But first the project needs sign-off from the TVA. The federally owned utility is currently seeking public comments on aspects of the sale including its likely environmental impact. Bellefonte will also need to renew permits with the Nuclear Regulatory Commission.

“There will definitely be bureaucracy” at NRC that the company will have to navigate, according to Jessica Lovering, an energy policy expert at the Breakthrough Institute, a nonprofit generally supportive of nuclear energy.

Haney’s company has already received some key support from prominent public figures as he attempts to cut through the red tape that dogs most nuclear power projects. Many of those officials are Republicans, and they happen to be the only Republicans that he has supported financially in recent years.

When Haney’s company purchased the Bellefonte plant, he issued a statement thanking “the entire Alabama and Tennessee congressional delegations—especially Senators Richard Shelby, Jeff Sessions, Lamar Alexander, and Bob Corker, as well as Alabama Governor Robert Bentley—for their continued support of nuclear development throughout this process.”

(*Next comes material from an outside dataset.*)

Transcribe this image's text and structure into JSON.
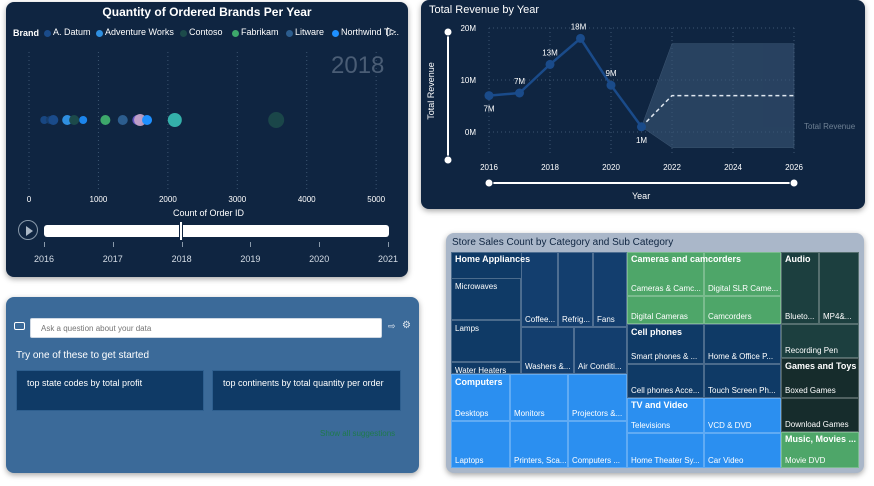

Since 2012, when Haney incorporated Nuclear Development LLC in Delaware, he has contributed to just three Republican candidates for federal office: Shelby, Alexander, and Corker. He gave them and their leadership PACs $30,000 through the 2016 cycle, and donated another $10,000 to the Tennessee GOP.

One of those contributions, a $5,000 gift to Corker’s leadership PAC on September 20, 2013, came just a week after Corker held a public hearing to nudge TVA towards selling the Bellefonte plant, a move Haney had been pressing for months.

He was also giving heavily to Gov. Bentley. Haney donated about $300,000 to his campaigns through 2016. When TVA solicited public comments on the potential sale of the Bellefonte plant early last year, Bentley lined up to support it, along with Sen. Shelby, another recipient of Haney’s financial largesse.

His donation to the Trump inauguration came as Haney shifted his focus from acquisition to profit. Now that he has a lock on the Bellefonte plant, Haney is looking to expand and exploit federal incentives for nuclear power production.

Two weeks after TVA approved the Bellefonte sale, Nuclear Development LLC hired a pair of high-powered Washington lobbyists: former Clinton White House officials Harold Ickes and Janice Enright. They brought on lobbyists with another firm, Peck Madigan Jones, including the former chief of staff to Sen. Tom Carper, the top Democrat on the Environment and Public Works Committee.

Nuclear Development paid the two firms a combined $60,000 through the end of last year to lobby Congress and the Treasury Department on tax incentives for nuclear energy production. One of those tax credits is worth an estimated $6 billion to the nuclear power industry.

With the administration and congressional Republicans eyeing a push for comprehensive tax reform, Nuclear Development’s lobbyists will have a chance to earn their keep as the nuclear industry tries to preserve its federal tax incentives.

For Haney, being in the president’s good graces can only help. And a seven-figure contribution to a ceremony devoted entirely to exalting the new president was a good place to start.